I recently had the chance to sit down and chop it up with a long time friend of mine, Baron Davis, of the Los Angeles Clippers. Baron and I went to UCLA together back in the 90’s and I always had a tremendous amount of respect for the committment he has towards his community. I have watched him grow over the years and his committment just gets stronger and stronger. It is no surprise that Baron has become a leader, on and off the court. This is one of the realest dudes I know.
My grandfather will always be the strongest male figure in my life. And while he isn’t here today, I still think of all the times we spent together and all the great advice he gave to me. As I got older, it was people like Bobby Watson, Thaddeus McGrew, and Daryl Roper who really helped me grow as a person, and as a basketball player. Through sports, I learned that life was much bigger than what I perceived, and any trouble I might get in on the streets was not worth the disappointment to those that cared about me. My experiences on different teams, the travel, and the mentorship I received all helped develop the person I am today, both on and off the court. To take risks and avoid shortcuts, work hard, and to always surround myself with a good team are lessons I will never forget.
When you were growing up, what happened to your friends who didn’t have a mentor?
For those that didn’t have any guidance, a lot of them succumbed to the violence in the inner-city. Many of the people I know without mentors are in jail, dead, or still around, but just “existing” in the cycle of violence and poverty.
What advice would you give young people who might need a mentor.
Regardless of how young or old you are, everyone can use a mentor. Know that it’s ok to ask for help. Find someone you can trust, and then be open to the advice of people who have been down a similar road. Someone you can share your concerns, dreams, and ideas with is extremely valuable to development, and then someday, you can return the favor to someone else looking for a mentor. And while it’s great to have success on the court, it’s even better to be a champion in all aspects of your own life. I encourage young kids to always “LIVE WITH INTENTION, PLAY WITH HEART, and WALK WITH SWAGGER.”
What have you done to mentor young people now that you are in the NBA?

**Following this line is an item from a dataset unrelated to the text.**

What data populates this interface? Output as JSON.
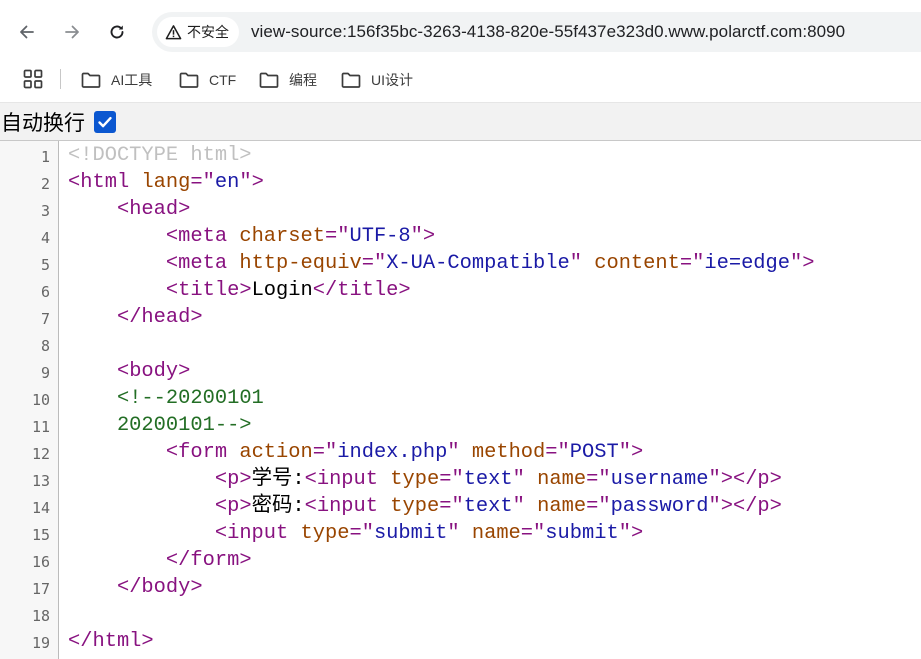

I think the NBA does a great job of ensuring that players are involved in charitable causes, but for myself, I though it was important to begin my own foundation and do more than just what was asked of us through the league. I started ‘Rising Stars of America’ to provide a platform for young kids to be active in sports and activities. The mission of RSOA is to utilize athletics as a means of teaching ethical, social values and life skills through mentorship and positive role modeling to today’s youth. Its not just kids in the inner-cities that need mentoring, everyone needs people they can rely on, and my focus with RSOA is to make sports